I have only anecdotal evidence to base the following on, so take it with a grain of salt, but Obama's momentum seems to be because of Edwards voters -- at least, partly. From what I'm hearing from people I talk to, from callers to radio shows, and from blog posts, that seems to be the case. That's not the most scientifically sound assessment I've ever made, though. Still, I think it's probably true.
On the Republican side, John McCain kicked ass. This was pretty much expected, so no real news there. The big GOP news last night was Mike Huckabee. NYT lists the Republican delegate count as 89 McCain, 27 Mitt Romney, 25 Huckabee. No one expected him to do so well. Mitt Romney is reportedly meeting with his advisers today -- this may be the last we see of Mittens.
McCain's sudden dominance could be good news for the left. A lot of people have been worried that right wing talkers would tear down the eventual dem nominee. But they tried to tear down McCain -- they failed. The once powerful Republican noise machine has been significantly reduced in influence. It's clear that no one cares what Rush Limbaugh thinks anymore -- even on the right. In fact, that's not only good news for the left, it's good news for the nation. Yay for that, at least.
Huckabee's surprising showing isn't such good news. I'm willing to bet good money that these are the "movement conservatives" -- the whack-a-doodles who do care what Limbaugh thinks, the religious right, and a few mixed nuts. One thing it does is show that the complaint that a Huckabee voters were drawing off Romney voters was BS. They're in an honest to goodness battle for second place. Romney's second place status turned out to be extremely presumptive.
Where do we go from here? Onward and upward.
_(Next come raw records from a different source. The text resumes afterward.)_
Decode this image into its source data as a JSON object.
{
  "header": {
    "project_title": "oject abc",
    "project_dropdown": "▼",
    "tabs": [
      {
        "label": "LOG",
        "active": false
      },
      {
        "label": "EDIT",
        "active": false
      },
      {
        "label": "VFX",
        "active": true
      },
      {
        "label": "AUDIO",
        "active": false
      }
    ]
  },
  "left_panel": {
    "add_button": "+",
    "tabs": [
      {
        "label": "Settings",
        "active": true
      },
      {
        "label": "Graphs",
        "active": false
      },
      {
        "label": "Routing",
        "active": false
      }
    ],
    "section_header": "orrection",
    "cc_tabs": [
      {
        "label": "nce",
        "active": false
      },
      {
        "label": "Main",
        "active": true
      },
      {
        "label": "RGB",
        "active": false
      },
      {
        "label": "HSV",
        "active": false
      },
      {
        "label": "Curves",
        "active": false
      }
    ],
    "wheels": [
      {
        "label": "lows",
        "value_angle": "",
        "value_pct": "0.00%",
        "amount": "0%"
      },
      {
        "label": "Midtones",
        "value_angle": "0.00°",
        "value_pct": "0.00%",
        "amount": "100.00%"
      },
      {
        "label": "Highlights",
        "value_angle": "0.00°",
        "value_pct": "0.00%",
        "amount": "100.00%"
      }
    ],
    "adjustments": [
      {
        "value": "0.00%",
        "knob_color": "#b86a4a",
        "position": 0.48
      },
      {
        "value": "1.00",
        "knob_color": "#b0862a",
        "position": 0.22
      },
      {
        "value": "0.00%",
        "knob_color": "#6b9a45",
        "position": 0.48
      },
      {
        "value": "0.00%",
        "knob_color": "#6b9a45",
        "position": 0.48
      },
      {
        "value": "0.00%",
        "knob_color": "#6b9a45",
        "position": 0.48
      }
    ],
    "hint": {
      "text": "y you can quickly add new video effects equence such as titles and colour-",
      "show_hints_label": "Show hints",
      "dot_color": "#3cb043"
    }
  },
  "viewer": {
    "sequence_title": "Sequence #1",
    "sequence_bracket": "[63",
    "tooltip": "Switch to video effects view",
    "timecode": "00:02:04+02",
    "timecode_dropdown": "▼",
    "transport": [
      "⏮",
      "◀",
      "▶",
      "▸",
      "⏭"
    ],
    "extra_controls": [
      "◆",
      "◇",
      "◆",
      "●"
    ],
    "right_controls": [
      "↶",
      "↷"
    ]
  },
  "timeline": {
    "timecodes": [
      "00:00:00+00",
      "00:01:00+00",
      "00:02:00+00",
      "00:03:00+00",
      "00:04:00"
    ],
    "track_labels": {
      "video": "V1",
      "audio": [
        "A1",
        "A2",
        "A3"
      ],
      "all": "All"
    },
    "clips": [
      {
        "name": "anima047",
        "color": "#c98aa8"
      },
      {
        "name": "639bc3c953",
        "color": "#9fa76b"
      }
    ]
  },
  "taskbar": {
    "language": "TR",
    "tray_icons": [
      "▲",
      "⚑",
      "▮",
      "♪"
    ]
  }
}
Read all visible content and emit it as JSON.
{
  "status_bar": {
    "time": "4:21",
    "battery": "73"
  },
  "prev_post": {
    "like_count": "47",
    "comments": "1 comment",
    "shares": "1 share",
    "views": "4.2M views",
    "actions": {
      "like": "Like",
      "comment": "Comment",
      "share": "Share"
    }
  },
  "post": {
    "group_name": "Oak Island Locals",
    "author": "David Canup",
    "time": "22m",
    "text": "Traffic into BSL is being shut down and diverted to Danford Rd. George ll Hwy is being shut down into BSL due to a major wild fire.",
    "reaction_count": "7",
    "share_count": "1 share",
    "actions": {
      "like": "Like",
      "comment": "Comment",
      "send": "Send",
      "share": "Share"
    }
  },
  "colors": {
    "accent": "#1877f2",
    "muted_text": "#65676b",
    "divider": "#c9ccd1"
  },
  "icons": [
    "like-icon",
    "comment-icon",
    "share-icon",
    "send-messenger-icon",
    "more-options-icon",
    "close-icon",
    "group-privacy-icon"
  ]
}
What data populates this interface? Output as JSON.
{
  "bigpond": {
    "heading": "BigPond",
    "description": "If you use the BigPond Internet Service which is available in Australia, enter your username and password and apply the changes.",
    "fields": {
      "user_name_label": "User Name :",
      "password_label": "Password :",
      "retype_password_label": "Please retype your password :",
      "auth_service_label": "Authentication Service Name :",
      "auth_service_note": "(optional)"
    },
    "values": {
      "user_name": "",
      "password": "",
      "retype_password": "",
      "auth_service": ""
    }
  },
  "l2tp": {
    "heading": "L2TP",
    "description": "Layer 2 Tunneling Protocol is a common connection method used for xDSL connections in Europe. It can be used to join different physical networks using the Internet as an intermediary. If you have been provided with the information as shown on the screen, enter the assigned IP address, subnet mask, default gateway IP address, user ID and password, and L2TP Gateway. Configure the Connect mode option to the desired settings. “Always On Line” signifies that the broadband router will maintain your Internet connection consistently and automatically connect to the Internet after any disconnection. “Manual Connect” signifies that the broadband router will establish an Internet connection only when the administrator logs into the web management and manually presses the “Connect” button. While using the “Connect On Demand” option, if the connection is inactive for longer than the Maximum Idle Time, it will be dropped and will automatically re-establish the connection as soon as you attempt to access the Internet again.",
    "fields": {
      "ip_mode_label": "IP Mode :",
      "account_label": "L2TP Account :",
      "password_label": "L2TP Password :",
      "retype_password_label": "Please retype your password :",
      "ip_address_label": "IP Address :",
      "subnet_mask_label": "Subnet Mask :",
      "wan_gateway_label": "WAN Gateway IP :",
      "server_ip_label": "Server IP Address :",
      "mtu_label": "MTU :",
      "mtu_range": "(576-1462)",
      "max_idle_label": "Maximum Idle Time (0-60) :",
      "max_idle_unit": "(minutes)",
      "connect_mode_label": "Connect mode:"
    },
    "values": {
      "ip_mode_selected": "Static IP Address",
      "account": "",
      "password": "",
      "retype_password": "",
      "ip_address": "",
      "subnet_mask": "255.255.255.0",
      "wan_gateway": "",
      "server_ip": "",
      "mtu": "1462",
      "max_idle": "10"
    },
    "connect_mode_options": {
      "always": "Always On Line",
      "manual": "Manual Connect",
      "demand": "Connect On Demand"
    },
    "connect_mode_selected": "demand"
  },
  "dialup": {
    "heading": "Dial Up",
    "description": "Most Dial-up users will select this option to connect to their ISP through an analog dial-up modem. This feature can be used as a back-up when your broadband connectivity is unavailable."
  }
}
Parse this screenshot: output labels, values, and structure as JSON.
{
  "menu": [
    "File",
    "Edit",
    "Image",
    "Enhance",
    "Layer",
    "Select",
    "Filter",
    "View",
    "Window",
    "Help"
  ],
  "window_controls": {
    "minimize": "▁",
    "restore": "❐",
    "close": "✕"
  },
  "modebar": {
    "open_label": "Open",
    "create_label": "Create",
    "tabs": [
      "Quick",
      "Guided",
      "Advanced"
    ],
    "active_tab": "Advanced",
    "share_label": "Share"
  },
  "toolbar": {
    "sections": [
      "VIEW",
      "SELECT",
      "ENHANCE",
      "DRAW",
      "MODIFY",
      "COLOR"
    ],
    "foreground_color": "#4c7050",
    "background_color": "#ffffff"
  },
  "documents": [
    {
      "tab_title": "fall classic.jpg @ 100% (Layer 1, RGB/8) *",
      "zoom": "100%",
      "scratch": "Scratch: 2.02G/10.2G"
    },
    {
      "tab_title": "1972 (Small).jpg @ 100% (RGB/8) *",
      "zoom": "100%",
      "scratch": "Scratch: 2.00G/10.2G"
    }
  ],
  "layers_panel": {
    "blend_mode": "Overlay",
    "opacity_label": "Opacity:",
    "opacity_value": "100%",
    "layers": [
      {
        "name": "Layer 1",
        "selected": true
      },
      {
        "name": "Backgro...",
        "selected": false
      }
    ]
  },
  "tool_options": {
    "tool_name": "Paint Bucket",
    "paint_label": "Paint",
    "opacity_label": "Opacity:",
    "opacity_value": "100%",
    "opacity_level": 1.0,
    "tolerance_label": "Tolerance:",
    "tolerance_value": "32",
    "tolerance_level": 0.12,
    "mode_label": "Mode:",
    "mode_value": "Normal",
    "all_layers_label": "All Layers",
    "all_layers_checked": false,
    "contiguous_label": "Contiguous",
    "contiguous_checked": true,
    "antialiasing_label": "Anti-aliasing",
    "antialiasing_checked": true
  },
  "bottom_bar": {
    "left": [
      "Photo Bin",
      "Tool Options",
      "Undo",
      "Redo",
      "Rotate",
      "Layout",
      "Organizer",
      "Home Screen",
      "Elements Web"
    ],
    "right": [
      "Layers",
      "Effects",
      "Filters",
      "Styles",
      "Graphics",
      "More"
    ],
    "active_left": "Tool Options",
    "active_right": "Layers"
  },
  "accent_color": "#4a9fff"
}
If you're thinking of voting Democrat and you haven't had a primary yet -- like me -- your primary vote is probably going to count more than you're used to. If you're a Republican in the same situation, however, not so much. Sorry. It's hard to see how either Huckabee or Romney can close that massive gap. And Ron Paul? That dream is dead.
Still, I don't see Paulites going anywhere else. Paul's playing the role in his party that Kucinich played for dems in 2004 -- message candidate. He seems intent on going all the way to the convention. Of course, at this point he's polling so low that it wouldn't make much difference either way. He can't even claim spoiler status.
For the GOP, the race is probably effectively over. For Democrats, it's wide open. But the energy is definitely on the left. Some are saying that a prolonged Obama/Clinton battle will help McCain, but I don't see that happening. I think McCain news will be sidelined by a high profile debate and the dems will own the free media. Especially when you look at the difference between Republican and Democrat turnout -- in this cycle, the left is where the ratings are.
We've got a long way to go, folks. Don't try to stay up to watch it all.
Technorati tags: politics; elections; 2008; primary; Barack Obama Hillary Clinton; John Edwards; John McCain; Mitt Romney; Mike Huckabee; Ron Paul; The Republican race is pretty much over -- the Democratic one is far from it